Ten years ago this month, I was in an office in Brunswick when a light rain began to fall and word came from a co-worker that the roads were getting slick. Being a boss who preferred that his employees not risk their necks for nonprofit wages, I sent everyone home - everyone but myself. Since my commute was absurdly short, from one side of the downtown to the other, I decided to stay late. On the way home I paused at a Chinese restaurant and found myself the only customer at the buffet. I remember the forlorn look in the waiter's eyes as he was obliged to restock the Szechuan beef for the only idiot out in the storm.
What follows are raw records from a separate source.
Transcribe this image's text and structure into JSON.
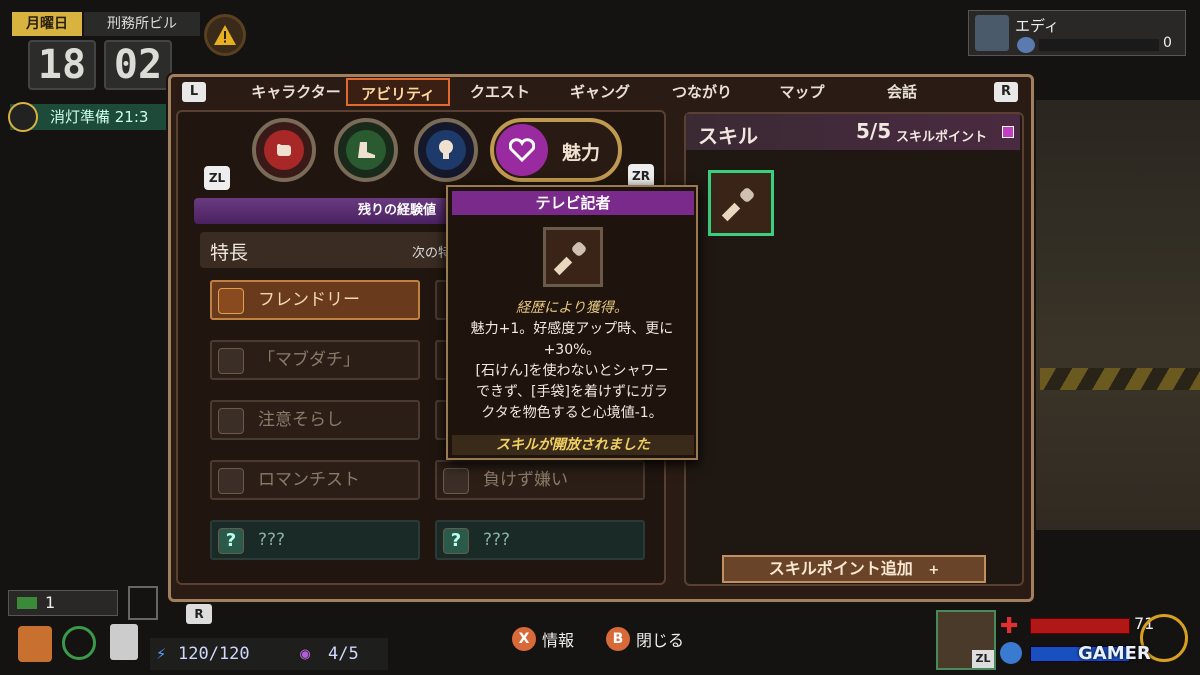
{
  "hud_top": {
    "day": "月曜日",
    "location": "刑務所ビル",
    "hour": "18",
    "minute": "02",
    "routine": "消灯準備 21:3",
    "player_name": "エディ",
    "player_money": "0"
  },
  "tabs": {
    "left_key": "L",
    "right_key": "R",
    "items": [
      "キャラクター",
      "アビリティ",
      "クエスト",
      "ギャング",
      "つながり",
      "マップ",
      "会話"
    ],
    "active": "アビリティ"
  },
  "stats": {
    "zl": "ZL",
    "zr": "ZR",
    "active_label": "魅力",
    "icons": [
      "strength-fist-icon",
      "agility-boot-icon",
      "intellect-bulb-icon",
      "charm-heart-icon"
    ],
    "colors": [
      "#a82828",
      "#2a5a30",
      "#1e3a6a",
      "#9a2aa0"
    ]
  },
  "traits": {
    "xp_label": "残りの経験値",
    "header": "特長",
    "next_label": "次の特",
    "items": [
      {
        "label": "フレンドリー",
        "selected": true
      },
      {
        "label": "「マブダチ」"
      },
      {
        "label": "注意そらし"
      },
      {
        "label": "ロマンチスト"
      },
      {
        "label": "負けず嫌い"
      },
      {
        "label": "???"
      },
      {
        "label": "???"
      }
    ],
    "unknown_mark": "?"
  },
  "skills": {
    "title": "スキル",
    "count": "5/5",
    "points_label": "スキルポイント",
    "add_button": "スキルポイント追加",
    "add_plus": "+"
  },
  "tooltip": {
    "title": "テレビ記者",
    "source": "経歴により獲得。",
    "description": "魅力+1。好感度アップ時、更に+30%。\n[石けん]を使わないとシャワーできず、[手袋]を着けずにガラクタを物色すると心境値-1。",
    "line1": "魅力+1。好感度アップ時、更に",
    "line2": "+30%。",
    "line3": "[石けん]を使わないとシャワー",
    "line4": "できず、[手袋]を着けずにガラ",
    "line5": "クタを物色すると心境値-1。",
    "footer": "スキルが開放されました"
  },
  "bottom": {
    "cash": "1",
    "energy": "120/120",
    "vision": "4/5",
    "info_key": "X",
    "info_label": "情報",
    "close_key": "B",
    "close_label": "閉じる",
    "hp": "71",
    "hp_fraction": 0.71,
    "zl": "ZL",
    "r_key": "R"
  },
  "watermark": "GAMER"
}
Half an hour later, I was back on the road with four blocks to go. I might as well have been driving on a hockey rink with greased tires. The ride was terrifying, and when I finally did reach my dooryard, I slid from one end to the other. Shaking, I stepped out of the car and fell immediately on my tailbone. Inside my apartment, the power was already out.
That is my first memory of the Ice Storm of 1998. On the scale of natural disasters, it was no Hurricane Katrina or Andrew; it wasn't even the worst in Maine history (that would be the '47 wildfires). But it was a calamity most Mainers had never experienced. Roads became impassable with sparking powerlines and iced branches. Trees crashed through rooftops.
But something else also happened. Mainers rose to the occasion. They began looking in on their neighbors and helping out at shelters. Heroic linemen worked days straight to restore order to our surprisingly fragile civilization. If you were anywhere throughout the northeast U.S. or Canada that winter, you probably have similar recollections. It was, in my lifetime, perhaps the truest manifestation of an American civic purpose that has not been seen much since the Second World War. (One of the tragedies of September 11 was that, in its immediate aftermath, the purposelessness of the attack left so many eager to respond but unsure of how to do so. Our better angels were rendered impotent by an elusive evil.) The Ice Storm re-taught Mainers lessons in community that we modern Americans too easily forget.
That is why it's worth remembering ten years later - as a reminder of what it means to be a good neighbor. There's an old Yankee saying about how you can't do anything about the weather. But we can do things for each other.